One exact copy of the listing is needed. It should contain no pictures.

********************

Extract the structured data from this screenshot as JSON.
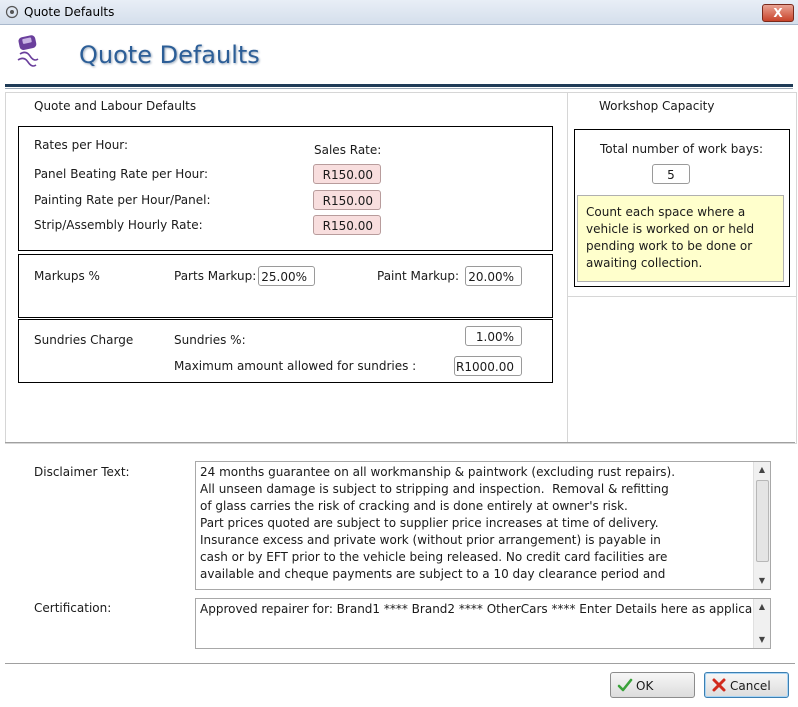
{
  "window": {
    "title": "Quote Defaults",
    "close_glyph": "X"
  },
  "header": {
    "title": "Quote Defaults",
    "logo_icon": "car-skid-icon"
  },
  "quote_labour": {
    "section_title": "Quote and Labour Defaults",
    "rates": {
      "heading": "Rates per Hour:",
      "sales_rate_label": "Sales Rate:",
      "rows": [
        {
          "label": "Panel Beating Rate per Hour:",
          "value": "R150.00"
        },
        {
          "label": "Painting Rate per Hour/Panel:",
          "value": "R150.00"
        },
        {
          "label": "Strip/Assembly Hourly Rate:",
          "value": "R150.00"
        }
      ]
    },
    "markups": {
      "heading": "Markups %",
      "parts_label": "Parts Markup:",
      "parts_value": "25.00%",
      "paint_label": "Paint Markup:",
      "paint_value": "20.00%"
    },
    "sundries": {
      "heading": "Sundries Charge",
      "percent_label": "Sundries %:",
      "percent_value": "1.00%",
      "max_label": "Maximum amount allowed for sundries :",
      "max_value": "R1000.00"
    }
  },
  "workshop": {
    "section_title": "Workshop Capacity",
    "bays_label": "Total number of work bays:",
    "bays_value": "5",
    "note": "Count each space where a vehicle is worked on or held pending work to be done or awaiting collection."
  },
  "disclaimer": {
    "label": "Disclaimer Text:",
    "text": "24 months guarantee on all workmanship & paintwork (excluding rust repairs).\nAll unseen damage is subject to stripping and inspection.  Removal & refitting\nof glass carries the risk of cracking and is done entirely at owner's risk.\nPart prices quoted are subject to supplier price increases at time of delivery.\nInsurance excess and private work (without prior arrangement) is payable in\ncash or by EFT prior to the vehicle being released. No credit card facilities are\navailable and cheque payments are subject to a 10 day clearance period and"
  },
  "certification": {
    "label": "Certification:",
    "text": "Approved repairer for:  Brand1 **** Brand2 **** OtherCars **** Enter Details here as applicable"
  },
  "buttons": {
    "ok_label": "OK",
    "cancel_label": "Cancel",
    "ok_icon": "checkmark-icon",
    "cancel_icon": "red-x-icon"
  },
  "colors": {
    "heading": "#2c5e97",
    "rate_field": "#f8dede",
    "note_bg": "#ffffcc"
  }
}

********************

Exercise result ->
Extract the structured data from this screenshot as JSON.
{
  "window": {
    "title": "Quote Defaults",
    "close_glyph": "X"
  },
  "header": {
    "title": "Quote Defaults",
    "logo_icon": "car-skid-icon"
  },
  "quote_labour": {
    "section_title": "Quote and Labour Defaults",
    "rates": {
      "heading": "Rates per Hour:",
      "sales_rate_label": "Sales Rate:",
      "rows": [
        {
          "label": "Panel Beating Rate per Hour:",
          "value": "R150.00"
        },
        {
          "label": "Painting Rate per Hour/Panel:",
          "value": "R150.00"
        },
        {
          "label": "Strip/Assembly Hourly Rate:",
          "value": "R150.00"
        }
      ]
    },
    "markups": {
      "heading": "Markups %",
      "parts_label": "Parts Markup:",
      "parts_value": "25.00%",
      "paint_label": "Paint Markup:",
      "paint_value": "20.00%"
    },
    "sundries": {
      "heading": "Sundries Charge",
      "percent_label": "Sundries %:",
      "percent_value": "1.00%",
      "max_label": "Maximum amount allowed for sundries :",
      "max_value": "R1000.00"
    }
  },
  "workshop": {
    "section_title": "Workshop Capacity",
    "bays_label": "Total number of work bays:",
    "bays_value": "5",
    "note": "Count each space where a vehicle is worked on or held pending work to be done or awaiting collection."
  },
  "disclaimer": {
    "label": "Disclaimer Text:",
    "text": "24 months guarantee on all workmanship & paintwork (excluding rust repairs).\nAll unseen damage is subject to stripping and inspection.  Removal & refitting\nof glass carries the risk of cracking and is done entirely at owner's risk.\nPart prices quoted are subject to supplier price increases at time of delivery.\nInsurance excess and private work (without prior arrangement) is payable in\ncash or by EFT prior to the vehicle being released. No credit card facilities are\navailable and cheque payments are subject to a 10 day clearance period and"
  },
  "certification": {
    "label": "Certification:",
    "text": "Approved repairer for:  Brand1 **** Brand2 **** OtherCars **** Enter Details here as applicable"
  },
  "buttons": {
    "ok_label": "OK",
    "cancel_label": "Cancel",
    "ok_icon": "checkmark-icon",
    "cancel_icon": "red-x-icon"
  },
  "colors": {
    "heading": "#2c5e97",
    "rate_field": "#f8dede",
    "note_bg": "#ffffcc"
  }
}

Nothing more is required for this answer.